**WORK TASK**
Print all the records below exactly as they stand, but leave out the pictures.

**RECORDS**

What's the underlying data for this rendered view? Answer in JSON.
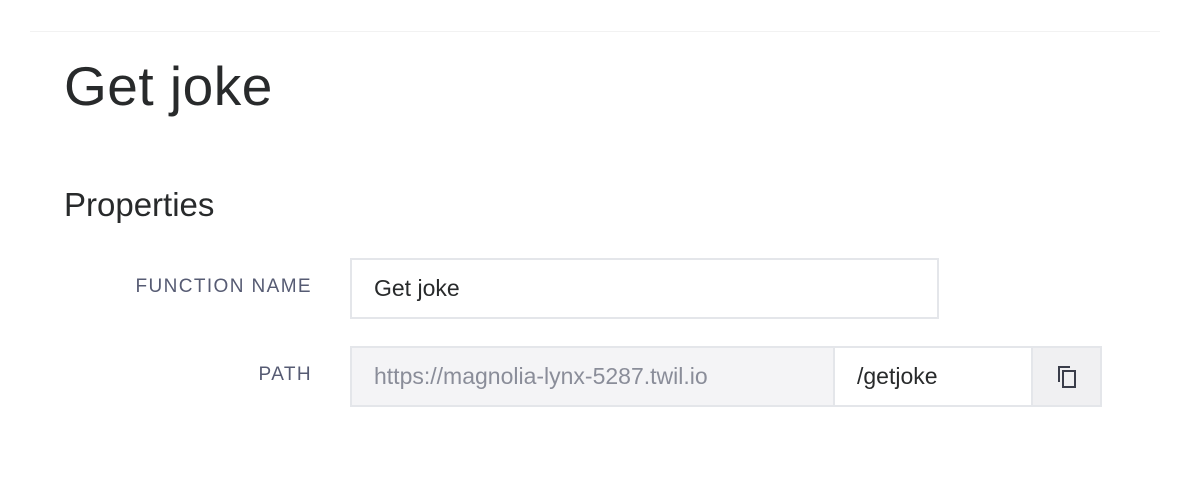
{
  "header": {
    "title": "Get joke"
  },
  "properties": {
    "section_title": "Properties",
    "function_name": {
      "label": "FUNCTION NAME",
      "value": "Get joke"
    },
    "path": {
      "label": "PATH",
      "base_url": "https://magnolia-lynx-5287.twil.io",
      "value": "/getjoke",
      "copy_icon": "copy-icon"
    }
  }
}
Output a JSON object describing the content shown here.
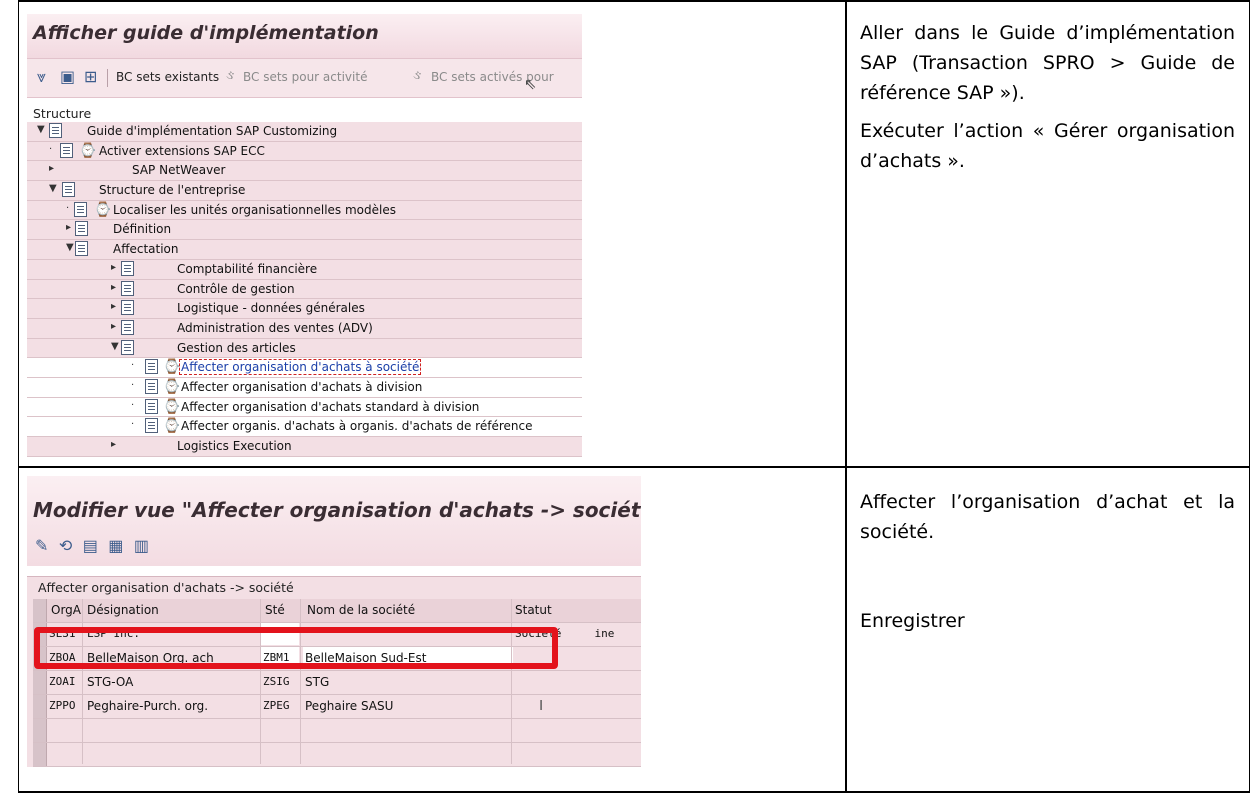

**ANSWER AREA**
What's the underlying data for this rendered view? Answer in JSON.
{
  "header": {
    "title": "Get joke"
  },
  "properties": {
    "section_title": "Properties",
    "function_name": {
      "label": "FUNCTION NAME",
      "value": "Get joke"
    },
    "path": {
      "label": "PATH",
      "base_url": "https://magnolia-lynx-5287.twil.io",
      "value": "/getjoke",
      "copy_icon": "copy-icon"
    }
  }
}
Output a JSON object describing the content shown here.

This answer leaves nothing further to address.